- What you should do: From the data below, return all lines holding the string "representation".

- Dataset entries:
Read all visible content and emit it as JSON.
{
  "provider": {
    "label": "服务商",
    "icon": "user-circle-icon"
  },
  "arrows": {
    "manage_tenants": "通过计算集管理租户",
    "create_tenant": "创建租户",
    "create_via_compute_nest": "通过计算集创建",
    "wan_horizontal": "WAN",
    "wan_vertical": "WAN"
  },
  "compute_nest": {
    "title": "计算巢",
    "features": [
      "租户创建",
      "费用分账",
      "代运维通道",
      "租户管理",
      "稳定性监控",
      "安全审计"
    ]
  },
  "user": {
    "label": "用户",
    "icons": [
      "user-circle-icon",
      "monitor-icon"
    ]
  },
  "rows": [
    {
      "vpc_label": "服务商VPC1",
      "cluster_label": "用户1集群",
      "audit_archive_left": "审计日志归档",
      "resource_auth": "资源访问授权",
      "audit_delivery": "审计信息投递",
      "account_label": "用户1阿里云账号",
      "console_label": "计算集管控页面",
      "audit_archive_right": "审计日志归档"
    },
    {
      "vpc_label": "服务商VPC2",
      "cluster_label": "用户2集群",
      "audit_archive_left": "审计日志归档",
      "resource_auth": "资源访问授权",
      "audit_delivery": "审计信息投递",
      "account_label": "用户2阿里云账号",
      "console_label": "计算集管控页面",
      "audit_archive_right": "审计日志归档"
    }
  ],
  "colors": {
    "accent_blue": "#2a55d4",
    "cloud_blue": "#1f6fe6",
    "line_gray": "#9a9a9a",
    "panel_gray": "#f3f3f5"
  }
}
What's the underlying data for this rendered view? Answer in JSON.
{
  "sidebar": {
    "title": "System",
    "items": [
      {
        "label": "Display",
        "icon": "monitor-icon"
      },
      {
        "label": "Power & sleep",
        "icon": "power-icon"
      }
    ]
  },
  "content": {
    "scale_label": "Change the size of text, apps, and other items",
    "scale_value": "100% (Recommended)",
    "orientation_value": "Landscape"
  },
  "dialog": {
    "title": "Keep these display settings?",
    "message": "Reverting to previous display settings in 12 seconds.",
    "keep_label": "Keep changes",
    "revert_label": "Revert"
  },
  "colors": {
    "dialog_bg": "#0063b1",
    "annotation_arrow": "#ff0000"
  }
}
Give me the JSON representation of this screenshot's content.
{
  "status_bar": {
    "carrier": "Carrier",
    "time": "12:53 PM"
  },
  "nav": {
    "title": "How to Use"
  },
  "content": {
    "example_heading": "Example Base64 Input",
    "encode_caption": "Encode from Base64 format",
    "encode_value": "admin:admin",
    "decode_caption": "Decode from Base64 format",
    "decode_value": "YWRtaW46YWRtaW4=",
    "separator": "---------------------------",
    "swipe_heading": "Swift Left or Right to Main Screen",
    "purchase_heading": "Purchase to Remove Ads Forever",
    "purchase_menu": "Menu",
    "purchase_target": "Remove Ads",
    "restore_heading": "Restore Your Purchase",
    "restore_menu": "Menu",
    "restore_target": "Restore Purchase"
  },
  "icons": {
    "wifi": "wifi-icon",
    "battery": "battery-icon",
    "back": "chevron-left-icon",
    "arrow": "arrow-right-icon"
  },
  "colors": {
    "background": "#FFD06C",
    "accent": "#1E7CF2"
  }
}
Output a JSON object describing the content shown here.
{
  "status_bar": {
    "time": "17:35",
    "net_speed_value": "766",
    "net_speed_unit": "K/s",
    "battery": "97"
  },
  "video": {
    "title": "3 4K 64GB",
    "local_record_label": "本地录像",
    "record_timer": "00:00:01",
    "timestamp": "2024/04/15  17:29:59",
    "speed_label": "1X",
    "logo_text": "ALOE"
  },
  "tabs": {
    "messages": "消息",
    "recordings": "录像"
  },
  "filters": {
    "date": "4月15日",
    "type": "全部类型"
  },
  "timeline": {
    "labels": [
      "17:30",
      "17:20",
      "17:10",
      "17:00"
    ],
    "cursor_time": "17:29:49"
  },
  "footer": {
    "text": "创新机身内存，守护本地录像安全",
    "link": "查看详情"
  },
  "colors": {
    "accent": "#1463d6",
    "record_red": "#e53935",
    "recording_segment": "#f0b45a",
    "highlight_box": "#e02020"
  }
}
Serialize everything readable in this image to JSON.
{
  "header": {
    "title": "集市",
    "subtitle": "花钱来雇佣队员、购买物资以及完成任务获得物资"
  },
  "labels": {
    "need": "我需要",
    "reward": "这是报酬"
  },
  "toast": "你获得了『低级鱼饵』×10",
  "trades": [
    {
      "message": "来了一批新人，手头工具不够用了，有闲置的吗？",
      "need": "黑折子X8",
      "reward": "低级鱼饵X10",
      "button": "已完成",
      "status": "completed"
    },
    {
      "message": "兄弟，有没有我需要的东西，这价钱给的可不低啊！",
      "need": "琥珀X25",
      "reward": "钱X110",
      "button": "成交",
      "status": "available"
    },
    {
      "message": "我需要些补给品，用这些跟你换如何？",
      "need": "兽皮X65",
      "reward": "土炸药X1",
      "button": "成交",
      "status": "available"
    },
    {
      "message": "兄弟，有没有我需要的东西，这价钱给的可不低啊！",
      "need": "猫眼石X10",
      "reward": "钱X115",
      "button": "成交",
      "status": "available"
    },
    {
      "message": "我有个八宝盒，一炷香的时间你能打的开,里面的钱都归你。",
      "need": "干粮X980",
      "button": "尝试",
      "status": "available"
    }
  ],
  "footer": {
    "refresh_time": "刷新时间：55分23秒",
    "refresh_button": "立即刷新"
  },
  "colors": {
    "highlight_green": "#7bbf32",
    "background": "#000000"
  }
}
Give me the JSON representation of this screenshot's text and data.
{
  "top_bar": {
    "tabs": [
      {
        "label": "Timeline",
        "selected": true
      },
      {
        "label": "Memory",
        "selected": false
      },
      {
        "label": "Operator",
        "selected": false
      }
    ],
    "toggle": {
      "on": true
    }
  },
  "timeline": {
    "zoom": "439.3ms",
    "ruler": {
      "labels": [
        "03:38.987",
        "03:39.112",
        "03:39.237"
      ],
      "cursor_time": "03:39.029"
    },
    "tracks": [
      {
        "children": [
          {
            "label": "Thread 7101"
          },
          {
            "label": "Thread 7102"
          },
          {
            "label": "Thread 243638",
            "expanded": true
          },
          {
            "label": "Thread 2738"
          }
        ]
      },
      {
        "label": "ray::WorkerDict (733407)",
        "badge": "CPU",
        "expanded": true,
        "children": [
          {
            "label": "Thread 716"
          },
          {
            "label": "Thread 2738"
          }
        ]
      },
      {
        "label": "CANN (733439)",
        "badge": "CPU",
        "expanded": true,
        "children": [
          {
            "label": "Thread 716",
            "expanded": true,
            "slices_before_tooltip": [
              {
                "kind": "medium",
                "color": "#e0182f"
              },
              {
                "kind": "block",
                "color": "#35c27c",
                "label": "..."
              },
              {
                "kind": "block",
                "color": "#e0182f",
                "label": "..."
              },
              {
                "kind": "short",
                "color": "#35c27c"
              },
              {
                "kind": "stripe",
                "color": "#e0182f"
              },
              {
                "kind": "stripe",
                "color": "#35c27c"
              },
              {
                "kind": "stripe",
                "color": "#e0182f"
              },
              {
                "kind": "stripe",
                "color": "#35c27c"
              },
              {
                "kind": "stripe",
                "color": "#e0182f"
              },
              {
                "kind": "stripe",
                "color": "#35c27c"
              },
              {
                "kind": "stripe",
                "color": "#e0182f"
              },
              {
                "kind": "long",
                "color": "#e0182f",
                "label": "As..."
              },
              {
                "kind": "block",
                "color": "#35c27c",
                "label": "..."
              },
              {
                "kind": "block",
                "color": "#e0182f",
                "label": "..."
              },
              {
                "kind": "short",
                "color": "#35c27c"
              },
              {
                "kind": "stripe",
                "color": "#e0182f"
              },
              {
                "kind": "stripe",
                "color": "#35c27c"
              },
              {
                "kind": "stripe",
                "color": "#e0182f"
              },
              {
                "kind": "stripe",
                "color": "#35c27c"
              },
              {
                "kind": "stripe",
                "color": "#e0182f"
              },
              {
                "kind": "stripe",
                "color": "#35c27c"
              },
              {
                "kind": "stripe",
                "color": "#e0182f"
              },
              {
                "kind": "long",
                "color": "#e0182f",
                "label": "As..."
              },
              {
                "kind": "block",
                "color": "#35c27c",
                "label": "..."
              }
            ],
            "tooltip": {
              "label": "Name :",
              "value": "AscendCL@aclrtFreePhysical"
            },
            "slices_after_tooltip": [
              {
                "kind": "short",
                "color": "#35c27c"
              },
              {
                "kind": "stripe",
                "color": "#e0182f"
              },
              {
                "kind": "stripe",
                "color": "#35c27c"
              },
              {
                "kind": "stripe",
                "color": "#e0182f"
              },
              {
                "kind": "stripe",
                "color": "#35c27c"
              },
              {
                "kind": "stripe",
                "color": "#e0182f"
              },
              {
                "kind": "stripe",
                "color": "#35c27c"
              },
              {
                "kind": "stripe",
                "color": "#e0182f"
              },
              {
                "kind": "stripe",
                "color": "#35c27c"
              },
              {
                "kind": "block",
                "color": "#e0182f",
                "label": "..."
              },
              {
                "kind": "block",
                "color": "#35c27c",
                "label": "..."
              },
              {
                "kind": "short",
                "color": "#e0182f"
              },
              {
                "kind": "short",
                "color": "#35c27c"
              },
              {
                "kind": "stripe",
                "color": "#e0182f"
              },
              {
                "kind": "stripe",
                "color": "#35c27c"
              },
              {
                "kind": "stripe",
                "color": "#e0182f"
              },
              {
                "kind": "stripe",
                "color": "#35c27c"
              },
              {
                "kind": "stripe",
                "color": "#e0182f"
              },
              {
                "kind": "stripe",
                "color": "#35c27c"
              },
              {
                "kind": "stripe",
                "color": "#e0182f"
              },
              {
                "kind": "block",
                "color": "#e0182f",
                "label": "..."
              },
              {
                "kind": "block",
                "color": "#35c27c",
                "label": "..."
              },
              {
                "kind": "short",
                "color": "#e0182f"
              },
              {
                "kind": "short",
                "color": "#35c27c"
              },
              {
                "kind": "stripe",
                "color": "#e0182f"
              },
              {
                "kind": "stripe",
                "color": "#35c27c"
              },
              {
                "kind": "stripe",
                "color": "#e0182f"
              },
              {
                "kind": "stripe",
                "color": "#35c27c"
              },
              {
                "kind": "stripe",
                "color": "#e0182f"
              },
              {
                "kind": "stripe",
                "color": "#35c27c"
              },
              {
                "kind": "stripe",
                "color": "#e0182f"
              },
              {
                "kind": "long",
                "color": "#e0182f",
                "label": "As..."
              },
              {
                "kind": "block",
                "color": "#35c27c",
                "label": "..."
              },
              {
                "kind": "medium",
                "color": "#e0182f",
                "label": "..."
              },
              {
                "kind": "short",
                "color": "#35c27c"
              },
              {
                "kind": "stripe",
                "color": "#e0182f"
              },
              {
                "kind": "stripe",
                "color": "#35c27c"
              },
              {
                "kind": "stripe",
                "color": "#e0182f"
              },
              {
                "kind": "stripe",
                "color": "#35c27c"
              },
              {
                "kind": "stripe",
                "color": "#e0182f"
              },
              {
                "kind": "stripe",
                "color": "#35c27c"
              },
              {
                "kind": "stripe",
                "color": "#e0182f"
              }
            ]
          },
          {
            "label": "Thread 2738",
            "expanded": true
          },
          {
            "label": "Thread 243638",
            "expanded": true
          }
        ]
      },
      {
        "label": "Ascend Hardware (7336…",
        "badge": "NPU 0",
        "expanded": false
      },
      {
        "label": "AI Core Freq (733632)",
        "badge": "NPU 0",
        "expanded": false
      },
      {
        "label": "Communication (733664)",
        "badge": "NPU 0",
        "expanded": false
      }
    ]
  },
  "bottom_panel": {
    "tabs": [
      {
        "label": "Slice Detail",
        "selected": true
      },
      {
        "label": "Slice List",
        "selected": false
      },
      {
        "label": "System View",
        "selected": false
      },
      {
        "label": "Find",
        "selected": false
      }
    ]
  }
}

- Written solution:
Give me the JSON representation of this screenshot's content.
Give me the JSON representation of this screenshot's text and data.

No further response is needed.